“What this means is that the government is letting organisations that have failed to meet minimum standards try to fix things themselves, and you don’t have to have the scrutiny of someone from the outside coming in.”
“The department never used to let a sanctioned organisation get any bigger, but now you have providers that are under sanction being bought and taken over by other bad providers. How the department can approve someone who has failed minimum standards to buy another home, is beyond me.”
Who Should Be Held Accountable For Failed Accreditation?
When Dr. Rodney Jilek first posed the question regarding exactly ‘who should be held accountable for failed accreditation?’ on a LinkedIn post -it did not surprise me to see a small minority of aged care professionals start to pedal the organisational-sounding rhetoric about not focusing on blame, and focusing on finding solutions.
This brand of unaccountable blathering is just the kind of wishy-washy jargon that has allowed poor-quality aged care providers to avoid appropriate scrutiny and continue to dish out poor care to vulnerable people, and one of the reasons that aged care is currently in the state that it’s in.
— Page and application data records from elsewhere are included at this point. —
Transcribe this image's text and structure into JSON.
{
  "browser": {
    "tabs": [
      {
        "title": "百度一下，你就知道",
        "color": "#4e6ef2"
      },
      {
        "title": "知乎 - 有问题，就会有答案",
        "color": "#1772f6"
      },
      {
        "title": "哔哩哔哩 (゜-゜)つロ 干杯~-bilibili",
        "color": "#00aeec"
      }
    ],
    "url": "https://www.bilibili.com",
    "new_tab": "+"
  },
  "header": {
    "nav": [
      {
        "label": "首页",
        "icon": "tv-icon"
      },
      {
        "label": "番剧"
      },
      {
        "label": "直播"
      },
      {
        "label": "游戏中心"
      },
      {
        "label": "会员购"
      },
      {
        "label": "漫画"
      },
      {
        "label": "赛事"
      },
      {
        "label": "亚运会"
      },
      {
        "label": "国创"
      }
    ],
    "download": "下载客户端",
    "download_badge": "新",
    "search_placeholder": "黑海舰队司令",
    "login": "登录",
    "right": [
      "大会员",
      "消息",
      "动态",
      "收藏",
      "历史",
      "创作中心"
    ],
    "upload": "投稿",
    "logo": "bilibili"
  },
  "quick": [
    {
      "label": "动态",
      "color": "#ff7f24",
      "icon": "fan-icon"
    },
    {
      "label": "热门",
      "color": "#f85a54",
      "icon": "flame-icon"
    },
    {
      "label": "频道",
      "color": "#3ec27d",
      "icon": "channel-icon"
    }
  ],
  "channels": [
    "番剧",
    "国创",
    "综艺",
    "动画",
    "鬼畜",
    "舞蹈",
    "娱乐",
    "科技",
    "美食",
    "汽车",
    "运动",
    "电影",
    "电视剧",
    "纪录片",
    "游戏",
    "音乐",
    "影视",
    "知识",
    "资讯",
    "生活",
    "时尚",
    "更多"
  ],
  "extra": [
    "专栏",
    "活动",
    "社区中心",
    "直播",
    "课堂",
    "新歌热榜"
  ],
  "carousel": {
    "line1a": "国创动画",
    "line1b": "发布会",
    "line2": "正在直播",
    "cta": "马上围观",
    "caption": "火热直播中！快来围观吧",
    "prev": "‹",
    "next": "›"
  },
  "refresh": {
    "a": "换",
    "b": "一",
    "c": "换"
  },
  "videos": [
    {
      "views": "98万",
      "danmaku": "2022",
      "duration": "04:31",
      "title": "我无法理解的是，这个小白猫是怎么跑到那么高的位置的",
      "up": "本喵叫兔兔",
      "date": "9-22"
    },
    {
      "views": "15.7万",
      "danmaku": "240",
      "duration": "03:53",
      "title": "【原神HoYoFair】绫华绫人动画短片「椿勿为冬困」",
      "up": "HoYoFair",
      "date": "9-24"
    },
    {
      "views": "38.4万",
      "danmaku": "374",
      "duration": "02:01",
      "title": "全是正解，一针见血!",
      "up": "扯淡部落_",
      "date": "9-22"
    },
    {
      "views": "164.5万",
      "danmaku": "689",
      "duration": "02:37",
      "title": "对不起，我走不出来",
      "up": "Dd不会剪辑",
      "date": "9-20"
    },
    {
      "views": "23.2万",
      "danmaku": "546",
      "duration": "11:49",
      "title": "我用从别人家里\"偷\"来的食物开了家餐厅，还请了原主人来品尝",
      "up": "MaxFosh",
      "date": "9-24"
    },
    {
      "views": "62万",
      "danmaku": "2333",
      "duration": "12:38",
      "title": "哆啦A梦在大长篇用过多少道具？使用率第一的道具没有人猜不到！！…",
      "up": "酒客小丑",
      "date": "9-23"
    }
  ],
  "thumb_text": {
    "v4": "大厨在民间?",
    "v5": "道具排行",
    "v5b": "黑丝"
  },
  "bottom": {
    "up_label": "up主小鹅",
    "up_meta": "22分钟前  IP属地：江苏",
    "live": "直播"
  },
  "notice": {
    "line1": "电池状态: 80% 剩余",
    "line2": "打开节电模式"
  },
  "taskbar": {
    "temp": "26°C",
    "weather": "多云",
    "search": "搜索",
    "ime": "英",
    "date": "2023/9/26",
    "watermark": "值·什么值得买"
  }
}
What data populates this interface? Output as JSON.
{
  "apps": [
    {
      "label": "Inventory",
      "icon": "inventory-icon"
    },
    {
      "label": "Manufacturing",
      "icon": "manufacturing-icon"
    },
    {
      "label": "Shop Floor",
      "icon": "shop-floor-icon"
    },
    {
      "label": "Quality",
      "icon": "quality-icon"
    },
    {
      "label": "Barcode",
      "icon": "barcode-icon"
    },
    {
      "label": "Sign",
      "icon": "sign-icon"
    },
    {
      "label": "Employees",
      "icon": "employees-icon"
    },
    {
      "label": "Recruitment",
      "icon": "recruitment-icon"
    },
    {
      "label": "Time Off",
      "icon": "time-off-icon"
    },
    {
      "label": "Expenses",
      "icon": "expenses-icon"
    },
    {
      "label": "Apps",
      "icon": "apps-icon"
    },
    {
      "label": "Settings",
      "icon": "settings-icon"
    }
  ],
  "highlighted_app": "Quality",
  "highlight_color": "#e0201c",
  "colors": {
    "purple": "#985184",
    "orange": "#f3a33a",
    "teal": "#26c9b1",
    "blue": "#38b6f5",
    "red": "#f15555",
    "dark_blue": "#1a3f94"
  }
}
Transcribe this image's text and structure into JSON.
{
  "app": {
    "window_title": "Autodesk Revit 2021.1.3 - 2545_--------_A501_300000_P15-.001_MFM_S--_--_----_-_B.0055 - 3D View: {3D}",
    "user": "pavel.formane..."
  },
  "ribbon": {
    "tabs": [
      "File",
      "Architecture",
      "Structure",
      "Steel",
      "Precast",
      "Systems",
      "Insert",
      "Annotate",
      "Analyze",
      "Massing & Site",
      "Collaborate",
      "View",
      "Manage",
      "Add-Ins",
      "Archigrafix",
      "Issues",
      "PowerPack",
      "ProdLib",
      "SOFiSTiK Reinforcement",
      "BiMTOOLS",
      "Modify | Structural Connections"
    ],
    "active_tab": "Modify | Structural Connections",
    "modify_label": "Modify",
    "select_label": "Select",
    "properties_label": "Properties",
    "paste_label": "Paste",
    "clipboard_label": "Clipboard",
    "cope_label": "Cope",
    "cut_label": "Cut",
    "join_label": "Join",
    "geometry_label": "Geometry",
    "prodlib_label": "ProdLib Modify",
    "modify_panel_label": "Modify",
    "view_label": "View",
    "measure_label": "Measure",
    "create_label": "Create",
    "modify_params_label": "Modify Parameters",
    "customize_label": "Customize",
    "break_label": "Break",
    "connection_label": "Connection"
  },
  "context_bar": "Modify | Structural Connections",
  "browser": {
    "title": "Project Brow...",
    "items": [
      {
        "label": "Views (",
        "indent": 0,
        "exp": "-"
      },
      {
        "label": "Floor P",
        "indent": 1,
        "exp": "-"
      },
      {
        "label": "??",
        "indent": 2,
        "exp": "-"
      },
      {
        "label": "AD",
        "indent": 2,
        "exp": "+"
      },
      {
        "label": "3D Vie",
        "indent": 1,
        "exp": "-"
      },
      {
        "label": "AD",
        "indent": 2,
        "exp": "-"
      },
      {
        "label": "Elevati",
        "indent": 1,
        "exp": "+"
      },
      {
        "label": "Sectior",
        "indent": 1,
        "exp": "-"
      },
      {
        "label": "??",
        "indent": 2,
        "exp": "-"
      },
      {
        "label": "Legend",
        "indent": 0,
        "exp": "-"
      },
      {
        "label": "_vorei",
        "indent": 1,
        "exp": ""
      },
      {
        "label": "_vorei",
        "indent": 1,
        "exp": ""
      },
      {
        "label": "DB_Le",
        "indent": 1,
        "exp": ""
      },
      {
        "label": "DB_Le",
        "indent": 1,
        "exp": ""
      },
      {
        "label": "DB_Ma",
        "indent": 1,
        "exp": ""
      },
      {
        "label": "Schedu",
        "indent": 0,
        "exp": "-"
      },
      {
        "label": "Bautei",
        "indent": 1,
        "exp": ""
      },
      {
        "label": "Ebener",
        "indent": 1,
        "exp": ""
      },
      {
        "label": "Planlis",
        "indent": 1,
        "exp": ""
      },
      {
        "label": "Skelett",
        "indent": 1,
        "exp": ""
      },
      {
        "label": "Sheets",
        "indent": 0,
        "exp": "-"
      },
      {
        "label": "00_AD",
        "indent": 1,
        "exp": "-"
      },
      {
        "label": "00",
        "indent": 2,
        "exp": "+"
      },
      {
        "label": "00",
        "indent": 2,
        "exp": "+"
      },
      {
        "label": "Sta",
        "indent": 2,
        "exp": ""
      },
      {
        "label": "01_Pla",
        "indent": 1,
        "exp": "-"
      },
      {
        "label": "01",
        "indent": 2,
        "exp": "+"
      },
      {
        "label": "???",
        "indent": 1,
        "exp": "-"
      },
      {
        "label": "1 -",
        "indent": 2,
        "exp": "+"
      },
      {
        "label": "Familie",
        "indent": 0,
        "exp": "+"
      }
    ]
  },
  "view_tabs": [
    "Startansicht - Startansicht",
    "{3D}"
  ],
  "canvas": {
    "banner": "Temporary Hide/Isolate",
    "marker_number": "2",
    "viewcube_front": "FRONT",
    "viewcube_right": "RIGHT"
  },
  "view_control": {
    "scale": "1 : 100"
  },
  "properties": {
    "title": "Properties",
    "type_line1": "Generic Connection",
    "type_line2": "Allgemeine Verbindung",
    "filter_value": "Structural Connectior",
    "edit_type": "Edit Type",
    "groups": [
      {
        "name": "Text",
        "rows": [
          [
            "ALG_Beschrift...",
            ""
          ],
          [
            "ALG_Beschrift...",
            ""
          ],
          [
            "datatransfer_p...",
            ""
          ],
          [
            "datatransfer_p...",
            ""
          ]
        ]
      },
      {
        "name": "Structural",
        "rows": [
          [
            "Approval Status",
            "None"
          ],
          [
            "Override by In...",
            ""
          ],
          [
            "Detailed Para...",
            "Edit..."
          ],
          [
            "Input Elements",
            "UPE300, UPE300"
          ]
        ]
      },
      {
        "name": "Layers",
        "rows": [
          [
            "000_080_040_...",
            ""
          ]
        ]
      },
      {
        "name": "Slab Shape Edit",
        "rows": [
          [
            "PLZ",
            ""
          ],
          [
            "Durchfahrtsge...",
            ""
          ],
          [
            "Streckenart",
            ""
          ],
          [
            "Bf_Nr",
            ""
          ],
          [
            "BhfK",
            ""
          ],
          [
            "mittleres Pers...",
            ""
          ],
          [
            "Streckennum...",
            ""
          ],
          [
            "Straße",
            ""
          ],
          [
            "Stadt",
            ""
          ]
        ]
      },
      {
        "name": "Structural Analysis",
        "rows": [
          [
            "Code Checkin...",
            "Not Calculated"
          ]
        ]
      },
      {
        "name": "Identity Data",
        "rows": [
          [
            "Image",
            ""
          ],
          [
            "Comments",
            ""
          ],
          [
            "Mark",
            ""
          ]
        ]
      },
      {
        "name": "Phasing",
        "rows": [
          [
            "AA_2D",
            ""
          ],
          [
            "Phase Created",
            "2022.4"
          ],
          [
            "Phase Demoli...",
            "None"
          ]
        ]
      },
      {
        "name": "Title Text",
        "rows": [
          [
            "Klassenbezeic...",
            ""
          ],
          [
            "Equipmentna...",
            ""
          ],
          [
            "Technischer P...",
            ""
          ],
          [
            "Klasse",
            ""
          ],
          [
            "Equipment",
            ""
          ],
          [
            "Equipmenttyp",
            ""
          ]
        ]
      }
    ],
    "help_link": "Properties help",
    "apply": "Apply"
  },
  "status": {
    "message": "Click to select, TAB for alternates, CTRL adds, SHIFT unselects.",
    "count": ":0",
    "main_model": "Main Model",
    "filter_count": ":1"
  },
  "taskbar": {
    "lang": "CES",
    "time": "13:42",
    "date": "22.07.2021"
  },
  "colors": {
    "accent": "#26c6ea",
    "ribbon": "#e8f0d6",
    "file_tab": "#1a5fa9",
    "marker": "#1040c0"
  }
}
“The question shouldn’t be about who should take the blame, it’s about professional accountability – people in senior positions need to put their hand up when a facility fails accreditation and say ‘yeah, we messed up, and as the head of an organisation, this should fall on me,’ and there needs to be some real consequences,” said Dr. Jilek
“If I was the CEO of an organisation or I was on your board and I was looking at 35+ unmet quality outcome standards, I would put my hand up and say ‘look, I have failed you, I’m sorry’ and then I would leave, but that doesn’t happen.’”
“In fact, a lot of these places instead choose to put the blame for these sorts of things on the DON (Director of Nursing) but the organization is responsible for putting the Don there, and they are also responsible to monitor what is actually happening.”
“There may be something like basic care issues that you look at and think, ‘what the hell was the DON thinking? But it’s the senior executives that control the money, who also control the staff and dictate the training, and they control the purchasing of equipment.”
“You can’t go in and instantly place the blame Care Manager or the DON because they often don’t have full control of everything and it’s actually much higher up where the accountability needs to sit, and an approved provider is required to provide staff with the resources that they need to meet the standards.”
”These new standards seem to say that accountability sits with the board, but is the department of the agency actually going to take the board to task? Because at the moment they don’t really take anyone to task.”
“A lot of organistaions still have volunteer boards and many have absolutely no idea what they are doing. You’re DON might be earning 120k, regional manager earning 170K, and you have CEOs who are earning well over 200k, and the people this high up -instead of being made accountable – just end up working next door at another facility.”
“When you track their movements from organisation you can actually see the pattern of destruction that they leave behind, and the reason for this is – because the industry at this level targets people who are shrewd business people who can squeeze out the most money, rather than people who are great at providing care outcomes.”